A woman has been elected senate minority leader in the North Dakota legislature for the first time in state history.
The roles of senate majority leader, house minority leader and house majority leader, an especially powerful position, continue to be filled exclusively by men for 127 years and counting.
State Sen. Joan Heckaman, a Democrat from New Rockford, was recently elected senate minority leader by the other members of her party. The milestone wasn’t mentioned in newspaper accounts of Heckaman’s election.
Historically Democrats have put more women in leadership positions than Republicans have, according to research by the Legislative Council provided to Mean Read.
Since 1889, there have been 13 instances of Democratic women in legislative leadership roles, compared to 9 for Republicans.
Women have presided over the senate and house, and have been caucus leaders. But they have never served as minority/majority leader in either chamber, until now. It took until 2016.
“Sometimes I think we get the perception that women have made great strides, but I don’t know that we really feel that,” says state Rep. Kathy Hogan, a Democrat from Fargo.
She offers an interesting tidbit: For the first time, women outnumber men in the Democratic wing of the state house. That’s probably a first for either party.
“Even though we are a super-minority, we have some unique history going on,” she said.

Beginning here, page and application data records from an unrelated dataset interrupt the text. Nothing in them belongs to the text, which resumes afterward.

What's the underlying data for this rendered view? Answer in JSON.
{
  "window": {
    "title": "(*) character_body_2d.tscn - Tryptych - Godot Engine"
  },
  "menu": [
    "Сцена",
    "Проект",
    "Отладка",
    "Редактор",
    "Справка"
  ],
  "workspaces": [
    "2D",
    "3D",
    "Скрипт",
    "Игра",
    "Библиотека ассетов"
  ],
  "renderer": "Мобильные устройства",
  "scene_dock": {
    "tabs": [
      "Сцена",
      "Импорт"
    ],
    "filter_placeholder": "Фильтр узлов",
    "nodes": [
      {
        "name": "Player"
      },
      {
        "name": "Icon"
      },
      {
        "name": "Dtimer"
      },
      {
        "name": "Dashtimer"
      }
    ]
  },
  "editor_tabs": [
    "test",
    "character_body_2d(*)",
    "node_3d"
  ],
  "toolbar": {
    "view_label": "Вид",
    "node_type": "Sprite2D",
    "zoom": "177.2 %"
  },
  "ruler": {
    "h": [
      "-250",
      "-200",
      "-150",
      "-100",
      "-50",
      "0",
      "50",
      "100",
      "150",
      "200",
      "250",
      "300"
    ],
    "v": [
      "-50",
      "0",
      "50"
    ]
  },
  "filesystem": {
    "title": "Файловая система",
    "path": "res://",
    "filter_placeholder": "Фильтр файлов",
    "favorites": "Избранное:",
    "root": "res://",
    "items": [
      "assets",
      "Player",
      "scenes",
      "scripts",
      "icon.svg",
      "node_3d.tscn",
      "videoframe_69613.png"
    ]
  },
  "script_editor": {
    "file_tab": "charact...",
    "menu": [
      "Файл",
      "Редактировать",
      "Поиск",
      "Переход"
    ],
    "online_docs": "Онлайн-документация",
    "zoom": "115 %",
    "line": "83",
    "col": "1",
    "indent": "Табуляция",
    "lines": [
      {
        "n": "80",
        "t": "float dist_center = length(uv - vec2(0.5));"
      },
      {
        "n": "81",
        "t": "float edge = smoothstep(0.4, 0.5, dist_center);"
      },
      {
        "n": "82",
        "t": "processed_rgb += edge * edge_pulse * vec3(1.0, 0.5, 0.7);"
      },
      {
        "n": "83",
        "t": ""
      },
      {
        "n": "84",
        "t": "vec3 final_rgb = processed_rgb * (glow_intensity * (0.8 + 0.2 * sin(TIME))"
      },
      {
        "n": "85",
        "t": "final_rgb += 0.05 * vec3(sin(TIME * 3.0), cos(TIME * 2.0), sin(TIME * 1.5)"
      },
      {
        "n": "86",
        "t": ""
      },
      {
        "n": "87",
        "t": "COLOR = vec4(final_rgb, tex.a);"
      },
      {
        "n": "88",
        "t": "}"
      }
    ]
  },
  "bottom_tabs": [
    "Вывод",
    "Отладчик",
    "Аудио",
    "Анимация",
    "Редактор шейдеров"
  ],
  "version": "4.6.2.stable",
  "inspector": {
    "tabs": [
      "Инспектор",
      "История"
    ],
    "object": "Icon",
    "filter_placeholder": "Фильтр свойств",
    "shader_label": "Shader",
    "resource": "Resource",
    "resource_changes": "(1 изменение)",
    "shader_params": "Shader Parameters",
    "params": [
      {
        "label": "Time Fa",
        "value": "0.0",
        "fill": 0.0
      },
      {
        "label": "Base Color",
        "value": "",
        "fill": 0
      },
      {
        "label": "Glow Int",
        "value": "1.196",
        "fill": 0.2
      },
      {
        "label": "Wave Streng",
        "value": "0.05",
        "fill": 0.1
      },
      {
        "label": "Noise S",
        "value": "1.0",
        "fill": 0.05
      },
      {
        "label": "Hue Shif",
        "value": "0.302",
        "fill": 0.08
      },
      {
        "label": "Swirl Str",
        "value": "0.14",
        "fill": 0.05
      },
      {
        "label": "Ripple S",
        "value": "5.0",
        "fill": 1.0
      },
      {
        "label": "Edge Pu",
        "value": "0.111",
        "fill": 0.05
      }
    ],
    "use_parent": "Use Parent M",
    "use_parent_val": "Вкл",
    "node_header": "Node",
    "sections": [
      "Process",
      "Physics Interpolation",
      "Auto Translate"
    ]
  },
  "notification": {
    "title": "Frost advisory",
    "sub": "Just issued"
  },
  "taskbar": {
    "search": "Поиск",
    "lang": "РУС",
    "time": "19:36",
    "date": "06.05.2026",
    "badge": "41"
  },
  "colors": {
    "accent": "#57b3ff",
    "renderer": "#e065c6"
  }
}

For a full list of women in leadership positions in the state legislature from 1889 to present, here’s a handy PDF.